But has the die been cast too long to be withdrawn? The EU’s remaining 27 members will now decide how aggressive they will be in making demands to the UK should it pull the trigger on invoking Article 50 of the Lisbon Treaty of 2007 and proceeding to leave. After that will follow two years of negotiations about the terms of Britain’s future relationship with Europe. In other words, time remains for the British electorate’s fateful decision to play out.
Cross’s argument against “protest votes” in general and the Brexit in particular concludes with this warning:
For all those who think Bernie-or-bust is reasonable, I urge them to consider what has been awakened across Europe. Justice will not be served by bitter or clueless ballot protests—but darker forces will be very grateful for your support. And there will be no time for regrets.
In a perfect world, the “protest vote” can be principled and true, but in our fractured world it can be lamentable. Thoughtful and intentional voting matters because each generation must fight for and win cherished rights, benefits, freedoms, and liberties.
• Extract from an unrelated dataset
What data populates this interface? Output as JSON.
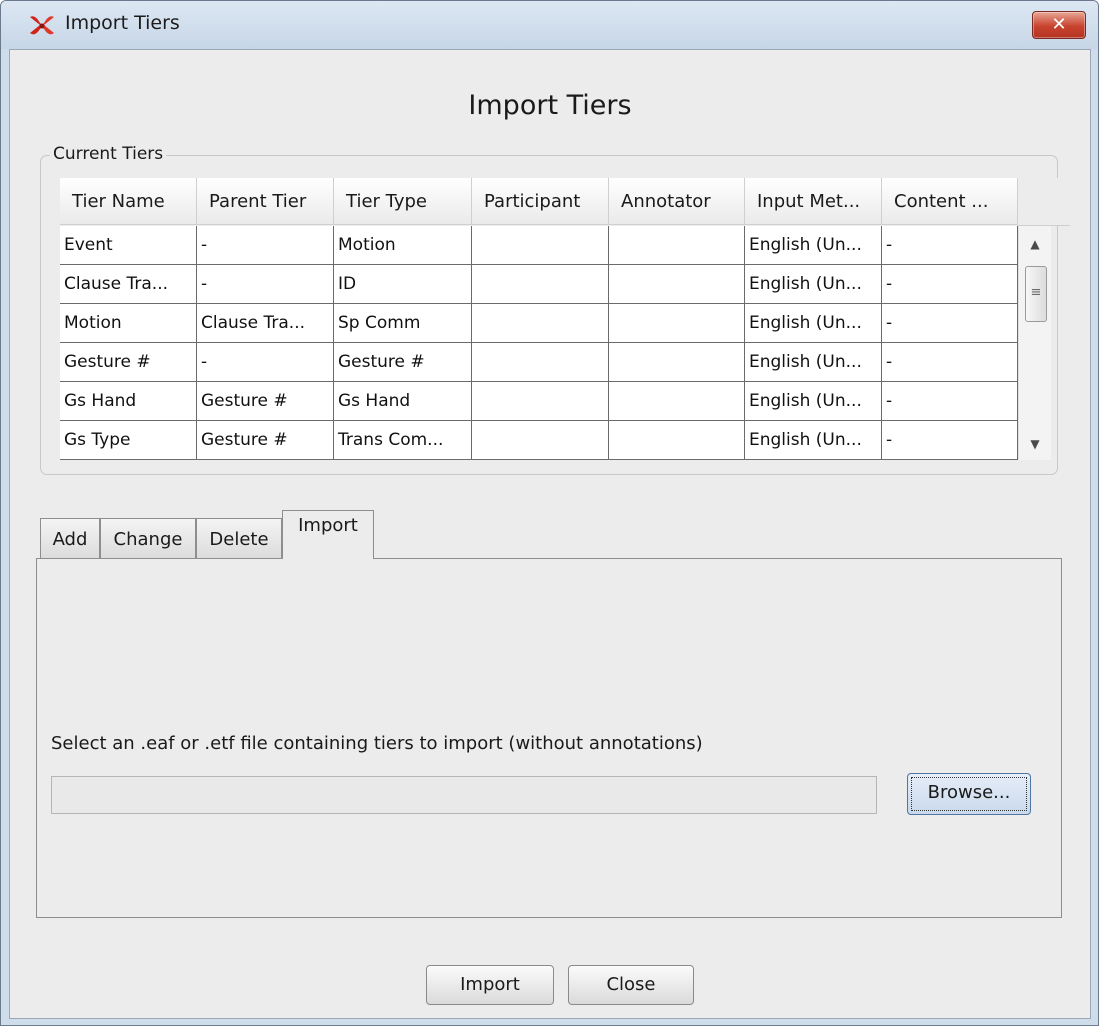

Every vote matters, which is why not voting to avoid the lesser of two perceived evils is just as problematic as the “protest vote.”—Ruth McCambridge